He takes a deep breath, pretends that he can’t see the images of Tony’s blood-streaked face and cold, pale skin flashing across his mind.
“And that’s my fault.”
Steve lets himself tip over the edge.
He’s about 500 metres from hitting the ground when he hears the familiar sound of repulsor blasts and jet boots.
He thinks his heart stops beating completely.
When he’s around 300 metres away from finally getting the end he deserves, he feels cool metal arms circle his waist tightly. Mechanical fingers grip his wrists, and Steve stops falling.
Steve looks up then, shakily, into the emotionless, black and white faceplate of Iron Man, and thinks vehemently, impossible.

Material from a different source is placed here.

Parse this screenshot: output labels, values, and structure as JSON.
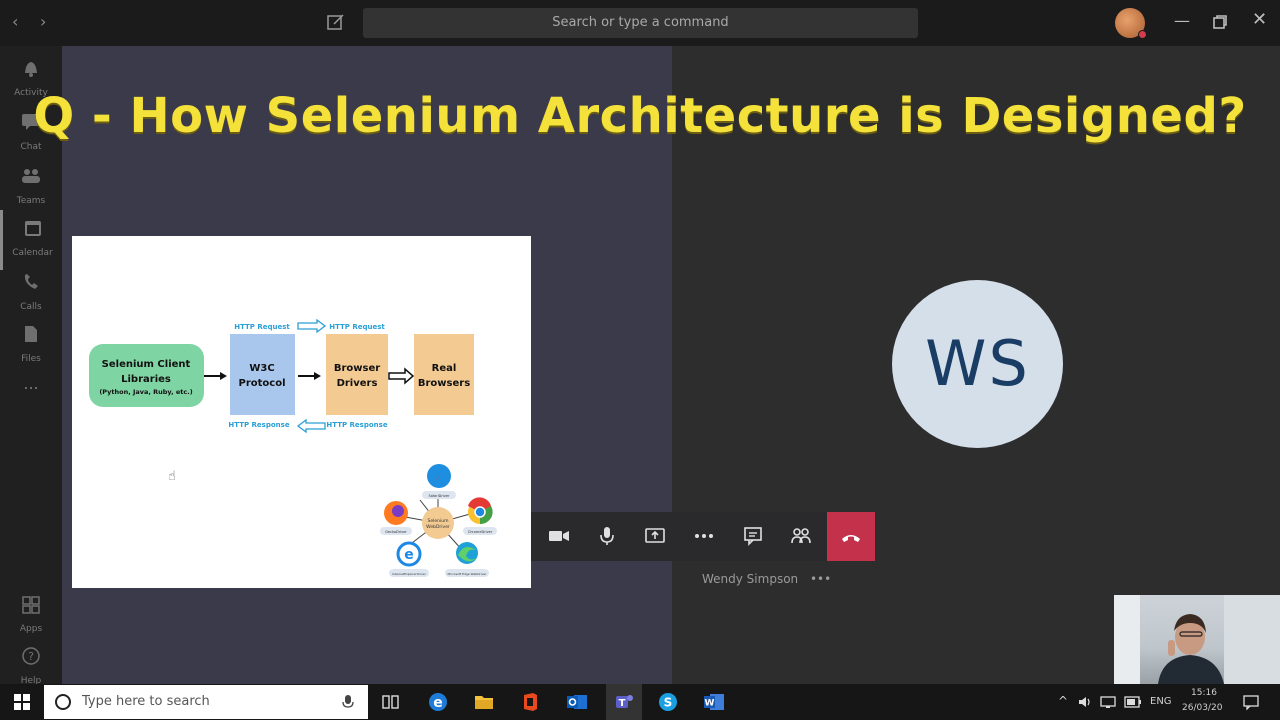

He asks quietly, afraid that maybe if he speaks too loud, all of this will disappear into the foggy sunset. “Tony?”
And then he hears it.
“Hey, Steve. It’s Tony. I kind of knew this day would come. Not all of us can live forever, am I right?” A burst of static, and then a bout of awkward chuckling. “This is a recording. I just thought I should leave a little memento behind just in case... Something happens to me in combat.” Steve can hear the sad smile in Tony’s voice. “If you’re listening to this, it probably means that that something happened. Or, that JARVIS is malfunctioning.” Tony laughs. Steve’s heart throbs along with it. “But I doubt that happened. I love you, Steve. I don’t say this nearly enough, and I know I should have more, while I was still alive. You mean a lot to me, so much more than nearly everyone else on this planet. That’s why I can’t lose you. I programmed this particular suit to… ahem, catch you, should you ever need aerial assistance.” The hidden meaning behind his words is not lost on Steve, and Steve’s torn between feeling unbelievable guilt and incredible love for this man. Tony knows him so well it makes his chest hurt. “Please, please take care of yourself, Steve. If not for yourself, then for me.” Tony’s tone is firm, and Steve knows then that he’ll never be able to try this again. If not for himself, then for Tony. He could do this. For Tony. “You should move on. Go find someone new, someone who’s not quite as fucked up as I am. Someone normal. Lead a happy life, buy a house. All that. It’s okay. It’s all going to be okay, trust me, okay? Now go on and save the world, like the patriotic, virtuous superhero I know you are. Kick all the bad guys’ asses for me. I love you.”
When the suit finally puts him down on solid ground, Steve crumples to the floor and cries his heart out.
Several sleepless nights later, just before Steve decides to turn in for the day, he sees a blur of glinting black and white zip across the sky. His heart leaps when he realises it’s the Iron Man suit, and Steve quickly pulls back the curtains to get a closer look.
‘Merry Christmas, Steve. Love, Tony.’ is spelt out across the night sky, against the background of twinkling stars in fading grey smoke.
Steve closes his eyes and smiles as he feels his eyes sting with tears.